Chances are that you’ve been through enough New Jersey winters to know the impact winter weather has on your home. We’ve found, however, that it’s a good idea to remind ourselves (and others) about some winterizing tips that can help you weather the storms. Some of these tips are fairly obvious (until you do a mental forehead slap and say, “How could I forget to do that?”). So in the spirit of “It’s better to be safe than sorry,” we’re offering some suggestions that may help you and your New Jersey home make it through the winter more smoothly.
Tidings of Comfort and Savings
Most of the winterizing tips we’ll share either focus on your personal comfort within your home, or on things you can do to cut down on your utilities usage and save yourself some money. Let’s start with comfort.
- Check for Chinks in Your House’s Exterior: Nobody enjoys hanging around a drafty house. It doesn’t matter how many sweaters you put on or how many blankets you used to bundle up, it there’s a draft it’s just not comfortable to sit around the house. Check the exterior walls of your home for small cracks that could let in cold air. Pay particular attention to areas where there are pipes, electrical outlets, or dryer vents leading from the inside to the outside. Where needed, use caulking or insulation to seal any leaks.
- Who Froze the Hose: This is one of those obvious things that everybody knows they should take care of. Still, every year some homeowners forget to disconnect the hose and it can cause serious damage. There’s nothing comfortable about finding freezing water (and damaged walls) in the basement of your home.
- Evaluate Your Insulation: We all know the value of having a well-insulated house. But we’re not always sure if we have enough insulation. It’s worth having your home’s insulation checked out. Not only will it make you more comfortable while you’re at home, but it will also save you money on heating. Plus, adequate insulation can help keep water pipes from freezing.
- Don’t Under-heat: Usually you hear advice about not turning your thermostat up too high in the winter. The general idea is that heating can be expensive (which is true). You really don’t want to be heating your home to 72 degrees when you’re at work and the kids are at school. But it’s not efficient to turn the thermostat down below 50. It’s OK if it’s a little cool when you first come home—but it doesn’t need to be freezing. Plus, there are areas in your home that may be even colder than the area where your thermostat is located. You don’t want frozen pipes inside house. So even if you’re going to be gone for the day (or over the weekend) don’t set your thermostat too low. Keeping things at 55 degrees or above should do the trick.
Let’s look at a few simple steps that can help you keep energy use under control (Hey, spending too much on utilities doesn’t make anyone comfortable).
- Have Your Heating System Checked: You’re probably good about changing out your furnace filters once a month in the winter. Newer filters are available that only need to be changed every three month. And there are also filters that take out allergens. So keep that up, but don’t ignore a furnace check-up. It’s cheap insurance to have your furnace checked to make sure it’s efficient and safe. A yearly check-up isn’t that expensive and it can pay for itself in improved efficiency. You’ll save money and be more comfortable.

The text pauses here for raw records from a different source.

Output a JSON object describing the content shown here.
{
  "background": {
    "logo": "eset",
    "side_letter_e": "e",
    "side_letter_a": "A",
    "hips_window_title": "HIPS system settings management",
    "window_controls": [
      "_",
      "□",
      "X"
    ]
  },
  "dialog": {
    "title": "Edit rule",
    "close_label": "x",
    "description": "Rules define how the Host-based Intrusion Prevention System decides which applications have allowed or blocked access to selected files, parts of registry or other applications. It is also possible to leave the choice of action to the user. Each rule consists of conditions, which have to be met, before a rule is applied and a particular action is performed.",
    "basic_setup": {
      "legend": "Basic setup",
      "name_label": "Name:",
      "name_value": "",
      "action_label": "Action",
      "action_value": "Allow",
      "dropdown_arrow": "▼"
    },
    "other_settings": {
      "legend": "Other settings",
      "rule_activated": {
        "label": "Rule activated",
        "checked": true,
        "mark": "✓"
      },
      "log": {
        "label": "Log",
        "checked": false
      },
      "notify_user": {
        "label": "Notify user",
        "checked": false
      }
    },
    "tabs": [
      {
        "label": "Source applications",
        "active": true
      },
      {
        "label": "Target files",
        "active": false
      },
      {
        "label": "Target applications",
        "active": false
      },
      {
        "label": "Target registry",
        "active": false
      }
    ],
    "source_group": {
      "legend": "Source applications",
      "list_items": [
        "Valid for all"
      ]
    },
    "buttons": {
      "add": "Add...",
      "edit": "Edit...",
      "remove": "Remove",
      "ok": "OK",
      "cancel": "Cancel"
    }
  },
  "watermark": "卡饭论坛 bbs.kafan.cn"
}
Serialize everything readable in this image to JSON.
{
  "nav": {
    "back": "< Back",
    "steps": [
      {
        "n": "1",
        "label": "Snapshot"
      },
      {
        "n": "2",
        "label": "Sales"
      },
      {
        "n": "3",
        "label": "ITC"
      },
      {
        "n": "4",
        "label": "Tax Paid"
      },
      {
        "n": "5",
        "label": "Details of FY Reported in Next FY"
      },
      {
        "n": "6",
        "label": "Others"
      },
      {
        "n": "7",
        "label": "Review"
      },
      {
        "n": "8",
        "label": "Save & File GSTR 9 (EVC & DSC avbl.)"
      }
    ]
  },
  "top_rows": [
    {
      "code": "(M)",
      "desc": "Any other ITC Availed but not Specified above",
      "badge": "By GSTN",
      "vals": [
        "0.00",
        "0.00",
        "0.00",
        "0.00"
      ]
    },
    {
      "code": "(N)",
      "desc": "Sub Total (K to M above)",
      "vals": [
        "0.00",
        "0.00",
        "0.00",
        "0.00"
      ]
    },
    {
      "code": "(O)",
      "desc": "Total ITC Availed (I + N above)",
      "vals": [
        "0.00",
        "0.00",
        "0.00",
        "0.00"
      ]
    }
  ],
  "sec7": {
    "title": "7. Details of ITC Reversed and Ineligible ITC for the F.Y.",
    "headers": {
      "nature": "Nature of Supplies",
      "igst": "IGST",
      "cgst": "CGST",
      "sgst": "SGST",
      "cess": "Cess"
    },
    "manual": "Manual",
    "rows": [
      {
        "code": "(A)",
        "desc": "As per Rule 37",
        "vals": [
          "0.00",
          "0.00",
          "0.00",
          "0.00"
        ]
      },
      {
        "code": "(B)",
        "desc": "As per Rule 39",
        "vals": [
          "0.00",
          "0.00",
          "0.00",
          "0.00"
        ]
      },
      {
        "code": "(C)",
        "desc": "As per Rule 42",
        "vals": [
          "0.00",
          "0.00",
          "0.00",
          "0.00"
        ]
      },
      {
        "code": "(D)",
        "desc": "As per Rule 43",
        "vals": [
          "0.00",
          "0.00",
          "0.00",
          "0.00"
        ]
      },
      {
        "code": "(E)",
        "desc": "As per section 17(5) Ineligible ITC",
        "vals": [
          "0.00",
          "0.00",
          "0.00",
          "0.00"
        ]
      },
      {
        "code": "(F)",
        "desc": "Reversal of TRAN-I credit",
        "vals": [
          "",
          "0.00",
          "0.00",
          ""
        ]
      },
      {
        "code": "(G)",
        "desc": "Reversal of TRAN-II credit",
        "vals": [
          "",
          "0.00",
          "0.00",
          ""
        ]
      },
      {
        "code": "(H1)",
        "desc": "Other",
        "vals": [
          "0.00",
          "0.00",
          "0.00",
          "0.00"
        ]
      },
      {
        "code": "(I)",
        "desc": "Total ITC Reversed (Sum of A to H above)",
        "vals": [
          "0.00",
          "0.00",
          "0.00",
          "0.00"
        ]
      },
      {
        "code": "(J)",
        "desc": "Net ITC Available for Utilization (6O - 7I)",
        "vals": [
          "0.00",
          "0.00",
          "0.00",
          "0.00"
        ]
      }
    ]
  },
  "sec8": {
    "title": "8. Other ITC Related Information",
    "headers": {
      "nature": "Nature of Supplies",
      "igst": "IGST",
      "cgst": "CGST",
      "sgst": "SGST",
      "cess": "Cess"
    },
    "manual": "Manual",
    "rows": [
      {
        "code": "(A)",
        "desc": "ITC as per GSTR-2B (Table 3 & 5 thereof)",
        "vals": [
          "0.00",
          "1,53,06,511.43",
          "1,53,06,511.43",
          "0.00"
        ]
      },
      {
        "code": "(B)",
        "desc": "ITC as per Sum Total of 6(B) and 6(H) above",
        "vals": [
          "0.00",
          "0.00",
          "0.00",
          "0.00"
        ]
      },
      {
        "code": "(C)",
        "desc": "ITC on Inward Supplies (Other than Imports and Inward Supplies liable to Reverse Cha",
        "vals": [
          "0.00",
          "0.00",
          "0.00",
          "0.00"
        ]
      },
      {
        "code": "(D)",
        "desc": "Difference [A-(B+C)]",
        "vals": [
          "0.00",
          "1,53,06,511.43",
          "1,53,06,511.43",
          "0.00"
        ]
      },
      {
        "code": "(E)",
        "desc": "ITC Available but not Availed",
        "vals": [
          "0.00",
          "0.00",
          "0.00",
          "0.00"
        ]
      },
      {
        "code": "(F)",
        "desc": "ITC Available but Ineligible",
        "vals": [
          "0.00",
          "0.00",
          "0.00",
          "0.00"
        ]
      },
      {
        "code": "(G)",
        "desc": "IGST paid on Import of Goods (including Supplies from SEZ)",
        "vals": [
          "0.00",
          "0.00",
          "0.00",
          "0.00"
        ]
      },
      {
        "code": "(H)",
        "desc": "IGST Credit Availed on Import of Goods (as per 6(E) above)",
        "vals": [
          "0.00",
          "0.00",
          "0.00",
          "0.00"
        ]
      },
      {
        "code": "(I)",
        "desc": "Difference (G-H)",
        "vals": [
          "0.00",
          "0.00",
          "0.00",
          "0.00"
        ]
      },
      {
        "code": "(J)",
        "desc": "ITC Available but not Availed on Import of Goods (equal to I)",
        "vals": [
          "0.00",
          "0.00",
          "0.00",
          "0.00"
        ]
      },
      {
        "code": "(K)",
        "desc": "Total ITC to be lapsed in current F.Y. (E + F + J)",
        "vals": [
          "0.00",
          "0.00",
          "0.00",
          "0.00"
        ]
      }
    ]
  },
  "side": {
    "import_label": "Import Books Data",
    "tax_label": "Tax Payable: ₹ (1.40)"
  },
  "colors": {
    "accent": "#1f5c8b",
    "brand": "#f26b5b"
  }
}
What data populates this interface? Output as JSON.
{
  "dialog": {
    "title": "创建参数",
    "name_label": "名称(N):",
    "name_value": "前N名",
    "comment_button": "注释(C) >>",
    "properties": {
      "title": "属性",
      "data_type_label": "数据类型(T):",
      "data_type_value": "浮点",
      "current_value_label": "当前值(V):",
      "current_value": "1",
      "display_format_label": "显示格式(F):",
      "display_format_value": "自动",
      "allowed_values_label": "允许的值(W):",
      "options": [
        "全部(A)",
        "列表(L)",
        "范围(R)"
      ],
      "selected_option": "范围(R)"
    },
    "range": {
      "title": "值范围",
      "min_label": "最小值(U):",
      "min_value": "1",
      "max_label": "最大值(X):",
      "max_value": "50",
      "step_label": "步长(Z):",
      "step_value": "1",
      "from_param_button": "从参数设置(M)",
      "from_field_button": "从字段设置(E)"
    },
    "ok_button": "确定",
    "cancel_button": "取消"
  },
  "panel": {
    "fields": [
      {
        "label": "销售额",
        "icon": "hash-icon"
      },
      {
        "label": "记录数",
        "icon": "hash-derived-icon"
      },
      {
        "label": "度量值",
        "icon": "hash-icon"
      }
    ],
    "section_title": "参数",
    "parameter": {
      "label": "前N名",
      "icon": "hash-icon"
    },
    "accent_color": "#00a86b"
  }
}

- Consider a Programmable Thermostat: One way to control heating costs is by using a programmable thermostat that will automatically turn heat down by 10° to 15° when you’re not at home. In just eight hours you can shave 10 percent off your bill. There are new thermostats that are remotely programmable. So if you’re coming home early you can turn the heat up ahead of time.
- Don’t Send Heat Up the Chimney. Having a nice fire on a cold and snowy day is heavenly, but a conventional fireplace can let a lot of heat out through the chimney. Installing tempered glass doors and a heat-air exchange system can send warmed air back into the room. You may even want to consider a natural gas fireplace that you can turn on an off when you want.
- Light Up With LEDs: Light-Emitting-Diode (LED) lights for your holiday decorations are many times more efficient that conventional lights. When lighting a six-foot tree for 12 hours a day for 40 days, conventional bulbs will use about $10 in electricity. Lighting the same tree with LEDs costs about 27¢! On top of that, because they are much cooler than incandescent lights, there’s a reduced risk of fire.
Those are some of the common sense suggestions for keeping your New Jersey home comfortable this winter. Keep in mind that newer homes are much more energy-efficient than older homes. The building materials used insulate better. The windows are also far more energy efficient (Country Classics uses Andersen windows in all of our new homes). Everything from appliances to HVAC systems, and even the insulation does a better job of keeping the warmth inside and the cold outside. Country Classics homes at Hillsborough, or Fox Brook at Montgomery all take advantage of the very latest energy-efficient designs.